Among other things, post-modernism has completely distorted essential components of gay history prior to Stonewall, painting a picture of a monolithic, linear movement that never, in fact existed that way.
For example, in the early 1950s, the Beat poets of the Village in New York, the likes of Jack Kerouac and Allen Ginsberg, had nothing in common with the organizers of the seminal gay rights organizations like the Mattachine Society. The Beatniks were angry, sleazy, dirty, self-indulgent anarchist hedonists living on the fringe, known for their disgusting abuse of women many of whom, in the name of “free love,” they forced into prostitution.
The emerging early gay rights movement was an extension of the legacy of FDR and the New Deal, and pro-labor, pro-socialist currents, carried on following FDR’s death by his homosexual wife, Eleanor Roosevelt, her promotion of the International Declaration of the Rights of Man through the United Nations, the Henry Wallace presidential campaign of 1948, and the likes of Tennessee Williams and Christopher Isherwood. It also had a religious component, as mainstream urban Protestant and Jewish congregations touted the progressive values of this current.
In San Francisco, for example, the Council on Religion and the Homosexual forged important gains for gays in the mid-1960s, and served as the pathway for my own coming out as a seminarian.
But make no mistake, there was no love lost between the Beats and the progressives founding the modern gay rights movement in those days, contrary to the official histories of the current post-modern era.
The Beatniks stood for demolishing all moral benchmarks restraining a purely carnal pursuit of sexual pleasures. Anger against society (Ginsberg’s “Howl”) was tempered only by unbridled sexual excess.
In the 1950s, right wing elements operating through covert channels established during World War II unleashed a “domestic pacification” operation to blunt the influence of the progressive movement, especially among the young. It involved the mass dissemination of LSD and other drugs (such as heroin in urban ghettos).

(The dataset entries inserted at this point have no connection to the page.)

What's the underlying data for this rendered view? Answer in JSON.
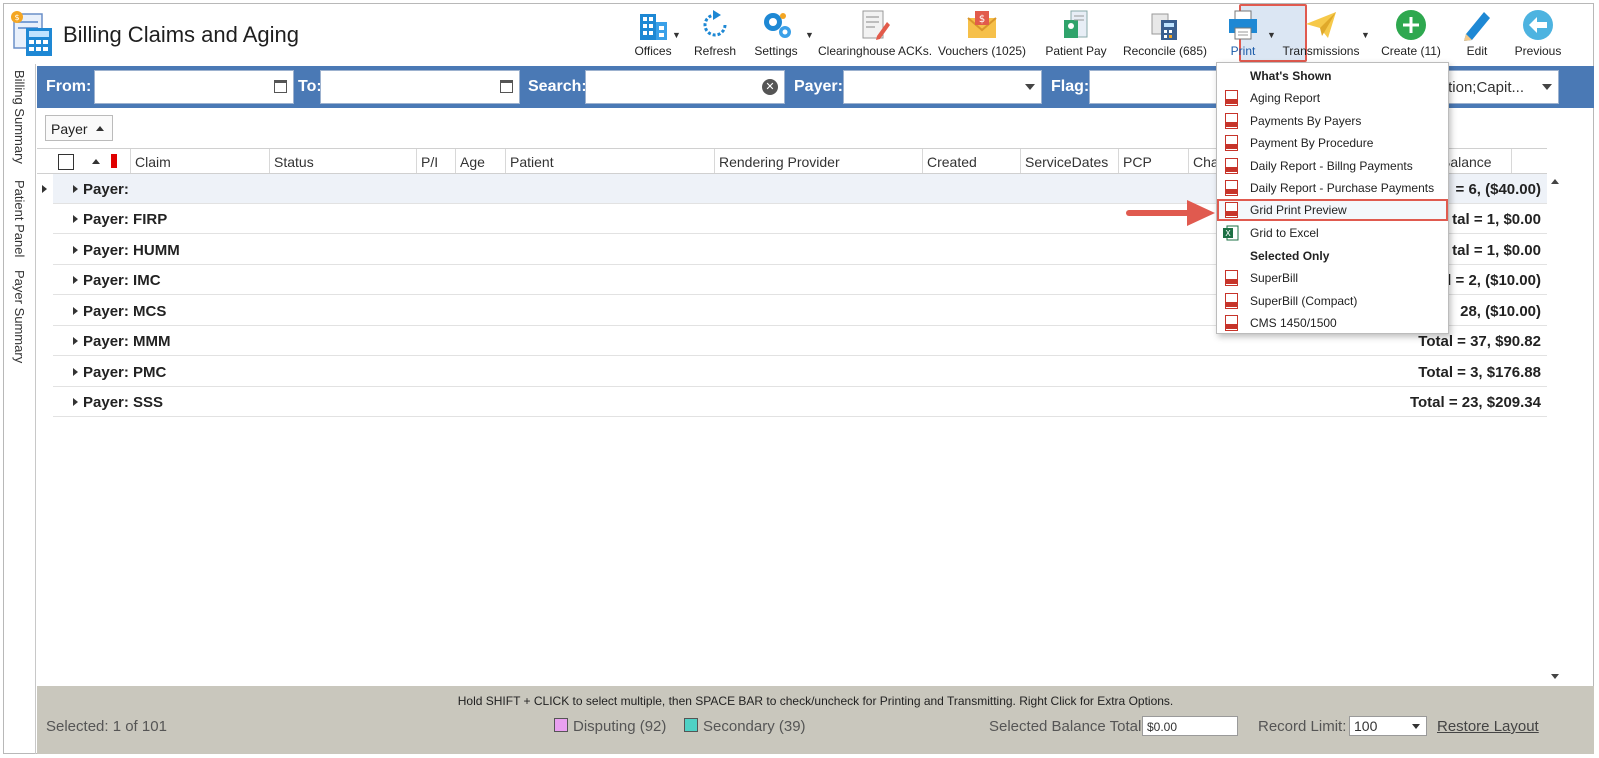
{
  "app": {
    "title": "Billing Claims and Aging"
  },
  "toolbar": [
    {
      "id": "offices",
      "label": "Offices",
      "icon": "offices-icon"
    },
    {
      "id": "refresh",
      "label": "Refresh",
      "icon": "refresh-icon"
    },
    {
      "id": "settings",
      "label": "Settings",
      "icon": "settings-gear-icon"
    },
    {
      "id": "clearinghouse",
      "label": "Clearinghouse ACKs.",
      "icon": "document-pencil-icon"
    },
    {
      "id": "vouchers",
      "label": "Vouchers (1025)",
      "icon": "envelope-money-icon"
    },
    {
      "id": "patient_pay",
      "label": "Patient Pay",
      "icon": "patient-pay-icon"
    },
    {
      "id": "reconcile",
      "label": "Reconcile (685)",
      "icon": "calculator-icon"
    },
    {
      "id": "print",
      "label": "Print",
      "icon": "printer-icon"
    },
    {
      "id": "transmissions",
      "label": "Transmissions",
      "icon": "paper-plane-icon"
    },
    {
      "id": "create",
      "label": "Create (11)",
      "icon": "plus-circle-icon"
    },
    {
      "id": "edit",
      "label": "Edit",
      "icon": "pencil-icon"
    },
    {
      "id": "previous",
      "label": "Previous",
      "icon": "back-arrow-icon"
    }
  ],
  "side_tabs": [
    "Billing Summary",
    "Patient Panel",
    "Payer Summary"
  ],
  "filter": {
    "from_label": "From:",
    "to_label": "To:",
    "search_label": "Search:",
    "payer_label": "Payer:",
    "flag_label": "Flag:",
    "flag_value": "ation;Capit..."
  },
  "group_chip": {
    "label": "Payer"
  },
  "columns": [
    "Claim",
    "Status",
    "P/I",
    "Age",
    "Patient",
    "Rendering Provider",
    "Created",
    "ServiceDates",
    "PCP",
    "Cha",
    "Balance"
  ],
  "groups": [
    {
      "name": "Payer:",
      "total": "= 6,  ($40.00)"
    },
    {
      "name": "Payer: FIRP",
      "total": "tal = 1,  $0.00"
    },
    {
      "name": "Payer: HUMM",
      "total": "tal = 1,  $0.00"
    },
    {
      "name": "Payer: IMC",
      "total": "tal = 2,  ($10.00)"
    },
    {
      "name": "Payer: MCS",
      "total": "28,  ($10.00)"
    },
    {
      "name": "Payer: MMM",
      "total": "Total = 37,  $90.82"
    },
    {
      "name": "Payer: PMC",
      "total": "Total = 3,  $176.88"
    },
    {
      "name": "Payer: SSS",
      "total": "Total = 23,  $209.34"
    }
  ],
  "print_menu": {
    "items": [
      {
        "label": "What's Shown",
        "kind": "header"
      },
      {
        "label": "Aging Report",
        "kind": "pdf"
      },
      {
        "label": "Payments By Payers",
        "kind": "pdf"
      },
      {
        "label": "Payment By Procedure",
        "kind": "pdf"
      },
      {
        "label": "Daily Report - Billng Payments",
        "kind": "pdf"
      },
      {
        "label": "Daily Report - Purchase Payments",
        "kind": "pdf"
      },
      {
        "label": "Grid Print Preview",
        "kind": "pdf",
        "highlighted": true
      },
      {
        "label": "Grid to Excel",
        "kind": "excel"
      },
      {
        "label": "Selected Only",
        "kind": "header"
      },
      {
        "label": "SuperBill",
        "kind": "pdf"
      },
      {
        "label": "SuperBill (Compact)",
        "kind": "pdf"
      },
      {
        "label": "CMS 1450/1500",
        "kind": "pdf"
      }
    ]
  },
  "footer": {
    "hint": "Hold SHIFT + CLICK to select multiple, then SPACE BAR to check/uncheck for Printing and Transmitting. Right Click for Extra Options.",
    "selected": "Selected: 1 of 101",
    "disputing": "Disputing (92)",
    "secondary": "Secondary (39)",
    "balance_label": "Selected Balance Total:",
    "balance_value": "$0.00",
    "record_limit_label": "Record Limit:",
    "record_limit_value": "100",
    "restore": "Restore Layout"
  },
  "colors": {
    "filter_bar": "#4a79b5",
    "footer": "#c9c7bd",
    "highlight": "#e05a4f",
    "disputing": "#e9a0f0",
    "secondary": "#4fd1c5"
  }
}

In the early 1960s, anti-progressive writer Ken Kesey was formally identified with this effort, and he played a seminal role in promoting mass LSD use in that era, an effort that peaked with the “Summer of Love” in 1967, when millions of young people were recruited into the ranks of the mewling, marginalized moral degenerates of the Beats. These hoards of “hippies” flooded into the cities and seized control of the gay movement, sending it on its tailspin into the boundless sexual excesses of the 1970s that became the context for the emergence of the AIDS epidemic.
One of the more patently absurd claims of post-modern gay history mythology is that gays engaged in their wild excesses during the 1970s because they’d been pent up for so long. Actually, hardly anyone out in urban America had serious limits in the previous decade, and anyone new to the scene was too young to know any long history of repression. So in fact, it was the angry “hippie” repudiation of any social limits, period, that insisted on excessive sex as a revolutionary mantra.
A seismic shift occurred in American culture as a result. The marginalized became the mainstream. The “hippies” brought with them hedonistic, insensitive post-modern thought and a new right wing resurgence in the name of radical individualism, anarchy and the Reagan revolution.
(To be continued).